Problem to solve » Where in the records does the word "yellow" appear? Copy each line that holds it.

%%

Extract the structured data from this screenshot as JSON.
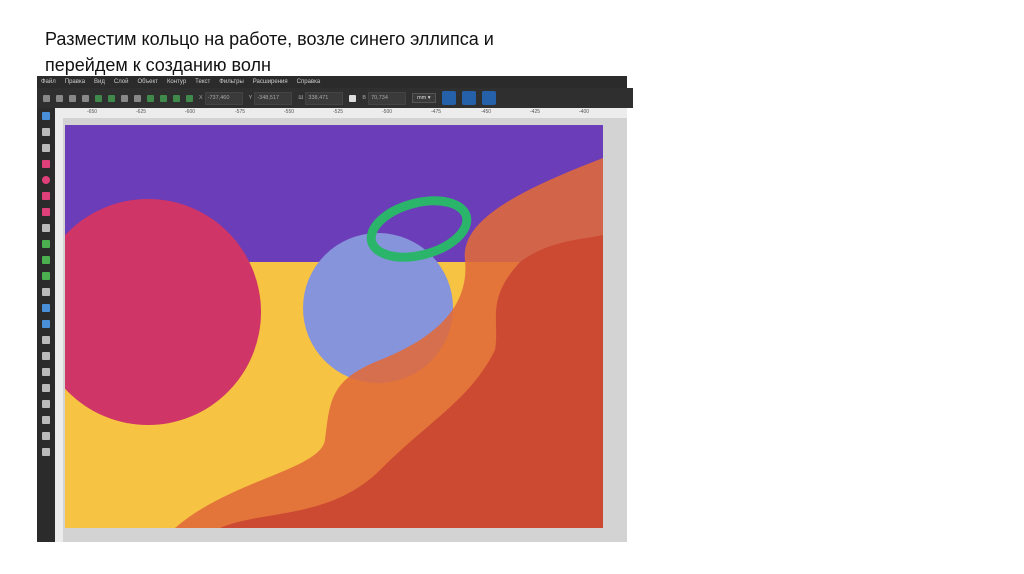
{
  "title_lines": [
    "Разместим кольцо на работе, возле синего эллипса и",
    "перейдем к созданию волн"
  ],
  "menu": [
    "Файл",
    "Правка",
    "Вид",
    "Слой",
    "Объект",
    "Контур",
    "Текст",
    "Фильтры",
    "Расширения",
    "Справка"
  ],
  "fields": {
    "x_label": "X",
    "x": "-737,460",
    "y_label": "Y",
    "y": "-348,517",
    "w_label": "Ш",
    "w": "338,471",
    "h_label": "В",
    "h": "70,734",
    "unit": "mm ▾"
  },
  "ruler": [
    "-650",
    "-625",
    "-600",
    "-575",
    "-550",
    "-525",
    "-500",
    "-475",
    "-450",
    "-425",
    "-400"
  ],
  "colors": {
    "purple": "#6c3db8",
    "yellow": "#f6c343",
    "pink": "#cf3566",
    "blue": "#8694dc",
    "green": "#2bb56a",
    "orange": "#e06a3a",
    "red": "#cc4a32"
  }
}
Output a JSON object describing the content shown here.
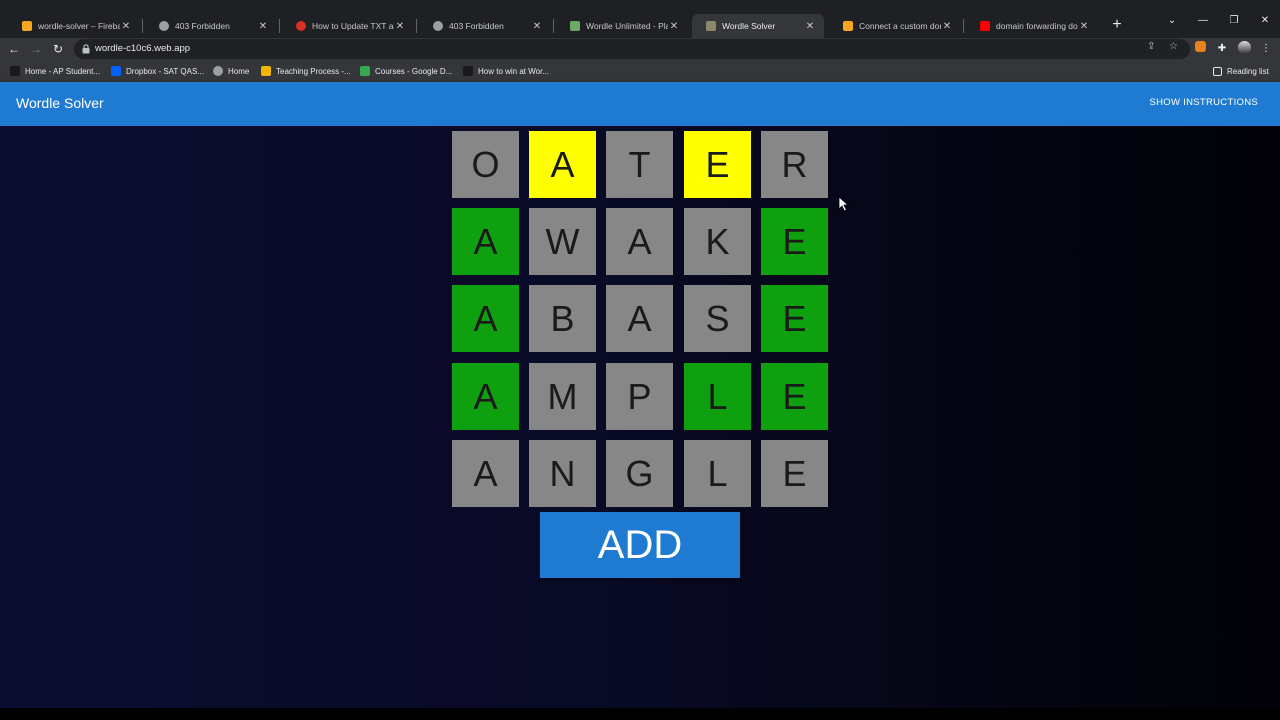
{
  "browser": {
    "tabs": [
      {
        "title": "wordle-solver – Firebase c",
        "favicon": "firebase-icon",
        "color": "#f6a623",
        "active": false
      },
      {
        "title": "403 Forbidden",
        "favicon": "globe-icon",
        "color": "#9aa0a6",
        "active": false
      },
      {
        "title": "How to Update TXT and S",
        "favicon": "red-circle-icon",
        "color": "#d93025",
        "active": false
      },
      {
        "title": "403 Forbidden",
        "favicon": "globe-icon",
        "color": "#9aa0a6",
        "active": false
      },
      {
        "title": "Wordle Unlimited - Play W",
        "favicon": "wordle-unlimited-icon",
        "color": "#6aaa64",
        "active": false
      },
      {
        "title": "Wordle Solver",
        "favicon": "wordle-solver-icon",
        "color": "#8a8a6a",
        "active": true
      },
      {
        "title": "Connect a custom domain",
        "favicon": "firebase-icon",
        "color": "#f6a623",
        "active": false
      },
      {
        "title": "domain forwarding doma",
        "favicon": "youtube-icon",
        "color": "#ff0000",
        "active": false
      }
    ],
    "url": "wordle-c10c6.web.app",
    "bookmarks": [
      {
        "label": "Home - AP Student...",
        "icon": "ap-icon",
        "color": "#1a1a1a"
      },
      {
        "label": "Dropbox - SAT QAS...",
        "icon": "dropbox-icon",
        "color": "#0061fe"
      },
      {
        "label": "Home",
        "icon": "globe-icon",
        "color": "#9aa0a6"
      },
      {
        "label": "Teaching Process -...",
        "icon": "docs-icon",
        "color": "#f4b400"
      },
      {
        "label": "Courses - Google D...",
        "icon": "drive-icon",
        "color": "#34a853"
      },
      {
        "label": "How to win at Wor...",
        "icon": "page-icon",
        "color": "#1a1a1a"
      }
    ],
    "reading_list": "Reading list"
  },
  "app": {
    "title": "Wordle Solver",
    "instructions_label": "SHOW INSTRUCTIONS",
    "add_label": "ADD"
  },
  "board": [
    [
      {
        "letter": "O",
        "state": "gray"
      },
      {
        "letter": "A",
        "state": "yellow"
      },
      {
        "letter": "T",
        "state": "gray"
      },
      {
        "letter": "E",
        "state": "yellow"
      },
      {
        "letter": "R",
        "state": "gray"
      }
    ],
    [
      {
        "letter": "A",
        "state": "green"
      },
      {
        "letter": "W",
        "state": "gray"
      },
      {
        "letter": "A",
        "state": "gray"
      },
      {
        "letter": "K",
        "state": "gray"
      },
      {
        "letter": "E",
        "state": "green"
      }
    ],
    [
      {
        "letter": "A",
        "state": "green"
      },
      {
        "letter": "B",
        "state": "gray"
      },
      {
        "letter": "A",
        "state": "gray"
      },
      {
        "letter": "S",
        "state": "gray"
      },
      {
        "letter": "E",
        "state": "green"
      }
    ],
    [
      {
        "letter": "A",
        "state": "green"
      },
      {
        "letter": "M",
        "state": "gray"
      },
      {
        "letter": "P",
        "state": "gray"
      },
      {
        "letter": "L",
        "state": "green"
      },
      {
        "letter": "E",
        "state": "green"
      }
    ],
    [
      {
        "letter": "A",
        "state": "gray"
      },
      {
        "letter": "N",
        "state": "gray"
      },
      {
        "letter": "G",
        "state": "gray"
      },
      {
        "letter": "L",
        "state": "gray"
      },
      {
        "letter": "E",
        "state": "gray"
      }
    ]
  ],
  "colors": {
    "gray": "#878787",
    "yellow": "#ffff00",
    "green": "#0fa00f",
    "accent": "#1f7bd1"
  }
}
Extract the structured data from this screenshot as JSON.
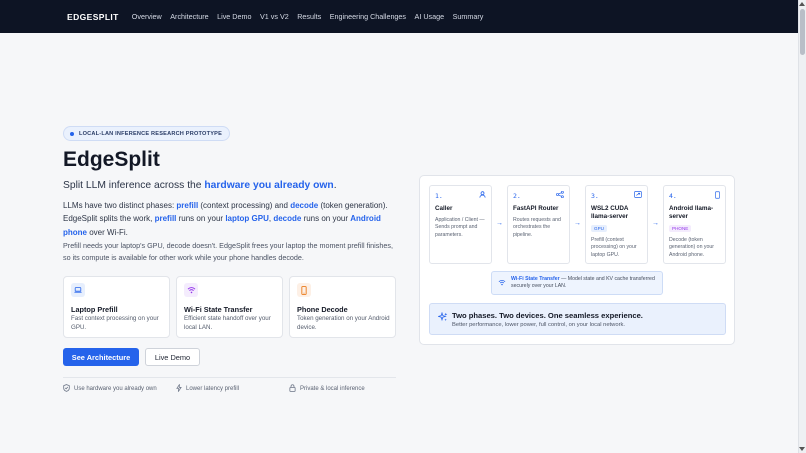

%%

Written response »
    "yellow": "#f6c343",
        "state": "yellow"
        "state": "yellow"
    "yellow": "#ffff00",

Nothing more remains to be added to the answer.